◆ **Work item**:
Every record that follows must be returned word for word.

"""

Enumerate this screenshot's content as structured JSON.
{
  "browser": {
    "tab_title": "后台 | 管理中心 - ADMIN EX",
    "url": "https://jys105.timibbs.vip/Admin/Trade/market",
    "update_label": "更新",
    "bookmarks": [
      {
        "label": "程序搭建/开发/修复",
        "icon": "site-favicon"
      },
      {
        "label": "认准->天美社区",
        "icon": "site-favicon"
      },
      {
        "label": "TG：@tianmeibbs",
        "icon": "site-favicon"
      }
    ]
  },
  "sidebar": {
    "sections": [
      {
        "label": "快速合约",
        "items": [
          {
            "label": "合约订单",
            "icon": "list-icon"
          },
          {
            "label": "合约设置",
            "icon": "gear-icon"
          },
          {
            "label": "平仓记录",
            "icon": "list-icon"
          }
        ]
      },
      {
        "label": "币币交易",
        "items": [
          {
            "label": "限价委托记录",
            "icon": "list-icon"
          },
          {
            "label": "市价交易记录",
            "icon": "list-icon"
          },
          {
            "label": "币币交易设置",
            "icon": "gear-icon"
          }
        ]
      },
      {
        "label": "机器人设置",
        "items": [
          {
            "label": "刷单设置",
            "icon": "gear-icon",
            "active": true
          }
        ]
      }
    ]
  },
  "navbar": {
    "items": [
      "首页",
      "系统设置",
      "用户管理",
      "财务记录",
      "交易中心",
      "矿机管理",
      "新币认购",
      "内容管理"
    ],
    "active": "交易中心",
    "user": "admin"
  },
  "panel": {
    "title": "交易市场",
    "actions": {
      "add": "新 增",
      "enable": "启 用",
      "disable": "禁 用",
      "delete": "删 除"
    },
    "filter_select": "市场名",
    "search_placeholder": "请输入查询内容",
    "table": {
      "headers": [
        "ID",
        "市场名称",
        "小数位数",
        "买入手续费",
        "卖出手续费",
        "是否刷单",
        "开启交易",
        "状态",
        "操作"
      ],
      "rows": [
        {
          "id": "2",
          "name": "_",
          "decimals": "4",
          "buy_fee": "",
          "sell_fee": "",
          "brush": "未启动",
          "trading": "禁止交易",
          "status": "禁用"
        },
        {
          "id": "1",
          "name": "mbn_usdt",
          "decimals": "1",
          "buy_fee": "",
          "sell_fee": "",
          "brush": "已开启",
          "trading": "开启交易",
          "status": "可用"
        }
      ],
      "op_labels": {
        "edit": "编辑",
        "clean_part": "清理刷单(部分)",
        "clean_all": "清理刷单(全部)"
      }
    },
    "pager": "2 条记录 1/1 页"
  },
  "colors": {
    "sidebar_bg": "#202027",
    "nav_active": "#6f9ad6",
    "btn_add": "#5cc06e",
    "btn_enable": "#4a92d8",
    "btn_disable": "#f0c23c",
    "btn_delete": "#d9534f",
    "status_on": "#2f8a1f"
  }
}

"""

◆ **Expected answer**:
Enumerate this screenshot's content as structured JSON.
{
  "browser": {
    "tab_title": "后台 | 管理中心 - ADMIN EX",
    "url": "https://jys105.timibbs.vip/Admin/Trade/market",
    "update_label": "更新",
    "bookmarks": [
      {
        "label": "程序搭建/开发/修复",
        "icon": "site-favicon"
      },
      {
        "label": "认准->天美社区",
        "icon": "site-favicon"
      },
      {
        "label": "TG：@tianmeibbs",
        "icon": "site-favicon"
      }
    ]
  },
  "sidebar": {
    "sections": [
      {
        "label": "快速合约",
        "items": [
          {
            "label": "合约订单",
            "icon": "list-icon"
          },
          {
            "label": "合约设置",
            "icon": "gear-icon"
          },
          {
            "label": "平仓记录",
            "icon": "list-icon"
          }
        ]
      },
      {
        "label": "币币交易",
        "items": [
          {
            "label": "限价委托记录",
            "icon": "list-icon"
          },
          {
            "label": "市价交易记录",
            "icon": "list-icon"
          },
          {
            "label": "币币交易设置",
            "icon": "gear-icon"
          }
        ]
      },
      {
        "label": "机器人设置",
        "items": [
          {
            "label": "刷单设置",
            "icon": "gear-icon",
            "active": true
          }
        ]
      }
    ]
  },
  "navbar": {
    "items": [
      "首页",
      "系统设置",
      "用户管理",
      "财务记录",
      "交易中心",
      "矿机管理",
      "新币认购",
      "内容管理"
    ],
    "active": "交易中心",
    "user": "admin"
  },
  "panel": {
    "title": "交易市场",
    "actions": {
      "add": "新 增",
      "enable": "启 用",
      "disable": "禁 用",
      "delete": "删 除"
    },
    "filter_select": "市场名",
    "search_placeholder": "请输入查询内容",
    "table": {
      "headers": [
        "ID",
        "市场名称",
        "小数位数",
        "买入手续费",
        "卖出手续费",
        "是否刷单",
        "开启交易",
        "状态",
        "操作"
      ],
      "rows": [
        {
          "id": "2",
          "name": "_",
          "decimals": "4",
          "buy_fee": "",
          "sell_fee": "",
          "brush": "未启动",
          "trading": "禁止交易",
          "status": "禁用"
        },
        {
          "id": "1",
          "name": "mbn_usdt",
          "decimals": "1",
          "buy_fee": "",
          "sell_fee": "",
          "brush": "已开启",
          "trading": "开启交易",
          "status": "可用"
        }
      ],
      "op_labels": {
        "edit": "编辑",
        "clean_part": "清理刷单(部分)",
        "clean_all": "清理刷单(全部)"
      }
    },
    "pager": "2 条记录 1/1 页"
  },
  "colors": {
    "sidebar_bg": "#202027",
    "nav_active": "#6f9ad6",
    "btn_add": "#5cc06e",
    "btn_enable": "#4a92d8",
    "btn_disable": "#f0c23c",
    "btn_delete": "#d9534f",
    "status_on": "#2f8a1f"
  }
}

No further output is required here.